Ohio’s Seventh District Court of Appeals issued a long-awaited decision in Hupp v. Beck Energy Corporation, 2014-Ohio-4255 (7th Dist.), on Friday, September 26. The appellate court’s decision upheld the validity of the class action, but overturned the Monroe County Court of Common Pleas’ substantive holding that the producer’s “form” oil and gas leases were invalid. The Seventh District explained that the trial court misconstrued the effect of the leases’ primary and secondary terms, improperly held that the leases were subject to an implied covenant and, thus, reversed the trial court’s conclusion that the leases were “perpetual,” “no-term” leases that should be voided on policy grounds.
The case centered on a group of landowner-lessors who were dissatisfied with the form oil and gas leases they executed with producer-lessee Beck Energy Corporation (“Beck”). The landowners brought a class-action suit to invalidate the leases, which were substantially the same. The trial court’s decision in favor of the landowners found that the leases were “perpetual” in nature and, thus, void as a matter of public policy. Beck appealed the decision.
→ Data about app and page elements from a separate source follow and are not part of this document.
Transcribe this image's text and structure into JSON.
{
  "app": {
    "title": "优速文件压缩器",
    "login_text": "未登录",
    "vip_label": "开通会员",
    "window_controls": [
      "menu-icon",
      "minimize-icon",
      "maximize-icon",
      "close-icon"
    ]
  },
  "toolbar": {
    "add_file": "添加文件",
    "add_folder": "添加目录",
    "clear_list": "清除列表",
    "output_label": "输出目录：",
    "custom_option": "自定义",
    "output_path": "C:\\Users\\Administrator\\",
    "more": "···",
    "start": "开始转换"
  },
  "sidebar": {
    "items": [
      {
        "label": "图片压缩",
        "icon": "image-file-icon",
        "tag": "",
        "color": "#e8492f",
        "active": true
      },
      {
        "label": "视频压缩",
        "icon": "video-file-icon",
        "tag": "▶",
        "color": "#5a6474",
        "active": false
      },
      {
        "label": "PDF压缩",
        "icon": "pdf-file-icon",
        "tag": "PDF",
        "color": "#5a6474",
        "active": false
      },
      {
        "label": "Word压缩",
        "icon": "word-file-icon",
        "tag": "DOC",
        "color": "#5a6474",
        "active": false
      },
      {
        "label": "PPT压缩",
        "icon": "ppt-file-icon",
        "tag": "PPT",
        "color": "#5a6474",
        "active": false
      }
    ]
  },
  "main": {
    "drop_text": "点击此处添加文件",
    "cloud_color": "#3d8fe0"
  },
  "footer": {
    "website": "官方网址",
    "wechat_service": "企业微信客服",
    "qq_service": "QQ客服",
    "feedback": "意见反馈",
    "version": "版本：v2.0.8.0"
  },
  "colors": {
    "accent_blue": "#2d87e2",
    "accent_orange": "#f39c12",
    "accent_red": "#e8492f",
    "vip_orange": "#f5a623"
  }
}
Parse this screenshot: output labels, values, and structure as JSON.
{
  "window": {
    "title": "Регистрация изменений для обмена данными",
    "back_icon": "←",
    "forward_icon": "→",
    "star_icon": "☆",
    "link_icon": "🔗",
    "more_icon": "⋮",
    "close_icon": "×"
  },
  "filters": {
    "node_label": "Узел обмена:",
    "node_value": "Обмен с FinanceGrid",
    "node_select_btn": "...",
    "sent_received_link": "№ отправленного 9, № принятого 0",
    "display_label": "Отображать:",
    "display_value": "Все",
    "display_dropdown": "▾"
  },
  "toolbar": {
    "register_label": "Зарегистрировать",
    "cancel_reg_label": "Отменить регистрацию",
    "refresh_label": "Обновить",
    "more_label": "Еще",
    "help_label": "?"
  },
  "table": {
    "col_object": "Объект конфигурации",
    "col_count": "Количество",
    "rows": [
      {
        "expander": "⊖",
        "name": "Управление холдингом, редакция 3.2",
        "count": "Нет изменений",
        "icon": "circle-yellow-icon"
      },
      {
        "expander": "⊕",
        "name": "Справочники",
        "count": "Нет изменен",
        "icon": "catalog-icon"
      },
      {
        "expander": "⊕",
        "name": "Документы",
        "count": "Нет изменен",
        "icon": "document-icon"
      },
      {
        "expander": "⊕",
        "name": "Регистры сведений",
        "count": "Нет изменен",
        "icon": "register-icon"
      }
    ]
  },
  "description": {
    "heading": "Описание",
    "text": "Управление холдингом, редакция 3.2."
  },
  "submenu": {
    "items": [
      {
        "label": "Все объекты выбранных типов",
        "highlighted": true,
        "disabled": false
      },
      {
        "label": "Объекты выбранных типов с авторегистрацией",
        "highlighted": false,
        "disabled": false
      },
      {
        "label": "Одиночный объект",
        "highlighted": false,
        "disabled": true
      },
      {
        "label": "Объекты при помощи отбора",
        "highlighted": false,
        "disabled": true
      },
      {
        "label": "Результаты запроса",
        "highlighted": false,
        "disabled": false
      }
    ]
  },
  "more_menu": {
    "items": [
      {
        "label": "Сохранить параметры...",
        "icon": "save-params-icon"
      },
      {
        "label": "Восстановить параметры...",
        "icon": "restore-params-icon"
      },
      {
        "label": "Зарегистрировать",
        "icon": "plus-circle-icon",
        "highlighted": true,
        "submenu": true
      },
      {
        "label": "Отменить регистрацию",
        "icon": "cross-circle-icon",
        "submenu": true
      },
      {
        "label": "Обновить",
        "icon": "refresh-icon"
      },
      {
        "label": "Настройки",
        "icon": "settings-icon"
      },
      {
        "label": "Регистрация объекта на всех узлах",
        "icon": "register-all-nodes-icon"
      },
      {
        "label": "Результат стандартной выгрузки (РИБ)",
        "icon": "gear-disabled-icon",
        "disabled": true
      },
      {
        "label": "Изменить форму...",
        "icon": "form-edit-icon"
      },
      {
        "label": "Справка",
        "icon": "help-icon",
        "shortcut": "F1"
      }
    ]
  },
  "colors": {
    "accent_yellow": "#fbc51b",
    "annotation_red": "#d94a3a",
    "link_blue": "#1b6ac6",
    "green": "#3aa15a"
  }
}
Rulings On Class Action Issues
From a class action perspective, the court of appeals made some notable procedural rulings in upholding the class action, but ultimately denied the substantive claims underlying the lawsuit. First, citing Civil Rule 23(B)(2), the court held that the rule against one-way intervention, which typically prohibits plaintiffs from joining a class-action suit after a favorable ruling on the merits, did not apply in this lawsuit where the plaintiffs seek only declaratory judgment and no monetary damages. Second, the court held that the trial court did not err in certifying the class of plaintiffs without holding a hearing first, primarily because certification was straightforward and neither party requested a hearing. Finally, the court held that, given its broad discretion over class action issues, the trial court did not err in defining the class more broadly than the plaintiffs sought.
Oil and Gas Holdings
On appeal, the Seventh District opened its decision with an analysis of whether the leases were “perpetual,” or “no-term” leases. Broadly speaking, according to the court, the leases were not “no-term lease[s]” because they had “two distinct terms” that did not operate in unison to extend the term indefinitely. More specifically, the court focused on a line of Ohio cases defining the two-tiered structure of the habendum clause. The first tier (the primary term) involves a fixed period of time (in this case 10 years) during which the producer-lessee must drill a well or pay annual delay rental payments. The court also took the important step of explaining that the leases’ delay rental provision (whereby the lessee could pay to extend the lease) only applied during the primary term of the lease. “In other words,” the court said, “the delay rental payment cannot extend the lease beyond the primary term.”
The second tier (the secondary term) extends the life of the leases (i) “so long” as, “in the judgment of the Lessee,” “oil and gas or their constituents are produced or are capable of being produced on the premises in paying quantities,” or (ii) so long as the lessee operated the premises “in the search for oil or gas.” In essence, after the primary term, the leases only extended into the secondary term if one of the two conditions referenced above were satisfied. Limiting the scope of the lease language, the court explained that the phrase “capable of being produced” required more than that the land be capable of producing oil; rather, it “presupposes that a well was drilled and began producing during the primary term of the lease.” Further, the court noted that courts impose a good-faith standard to guide the “judgment of the Lessee” in determining whether a well is “produc[ing] . . . in paying quantities.” Together, these holdings prevented a finding that the leases were perpetual in nature.
Finally, the court reaffirmed Ohio’s implied covenant to reasonably develop the land, but deemed it inapplicable in this case, primarily because the lease contained certain provisions expressly limiting the implied covenant (e.g., a disclaimer).